- **ABOUT THIS EXERCISE**: Below are records; give the number of their lines that hold the word "arrow", and write nothing more.

──────────

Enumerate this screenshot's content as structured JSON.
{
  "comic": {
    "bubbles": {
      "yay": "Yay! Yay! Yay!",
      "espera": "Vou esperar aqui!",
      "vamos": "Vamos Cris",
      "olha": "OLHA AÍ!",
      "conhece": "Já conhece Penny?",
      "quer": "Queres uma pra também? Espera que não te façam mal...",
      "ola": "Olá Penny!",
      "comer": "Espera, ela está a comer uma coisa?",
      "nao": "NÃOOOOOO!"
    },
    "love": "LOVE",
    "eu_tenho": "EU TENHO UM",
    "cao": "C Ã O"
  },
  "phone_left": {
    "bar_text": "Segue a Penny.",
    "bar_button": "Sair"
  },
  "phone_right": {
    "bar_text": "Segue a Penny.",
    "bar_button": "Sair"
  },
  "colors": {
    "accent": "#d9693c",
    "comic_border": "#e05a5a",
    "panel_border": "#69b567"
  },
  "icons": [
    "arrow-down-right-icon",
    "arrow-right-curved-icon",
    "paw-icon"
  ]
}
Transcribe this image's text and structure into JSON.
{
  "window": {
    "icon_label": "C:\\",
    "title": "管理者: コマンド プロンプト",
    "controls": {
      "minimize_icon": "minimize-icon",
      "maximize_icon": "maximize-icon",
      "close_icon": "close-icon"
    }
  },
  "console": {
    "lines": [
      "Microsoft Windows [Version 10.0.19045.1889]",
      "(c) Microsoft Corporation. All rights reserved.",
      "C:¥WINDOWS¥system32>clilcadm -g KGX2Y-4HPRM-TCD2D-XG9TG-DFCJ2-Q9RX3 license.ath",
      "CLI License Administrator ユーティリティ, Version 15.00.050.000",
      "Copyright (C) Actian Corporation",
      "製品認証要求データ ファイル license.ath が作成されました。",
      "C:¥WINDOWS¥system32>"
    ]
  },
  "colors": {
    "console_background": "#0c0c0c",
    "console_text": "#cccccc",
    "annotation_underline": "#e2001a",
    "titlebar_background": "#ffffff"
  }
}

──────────

- **YOUR SOLUTION**: 2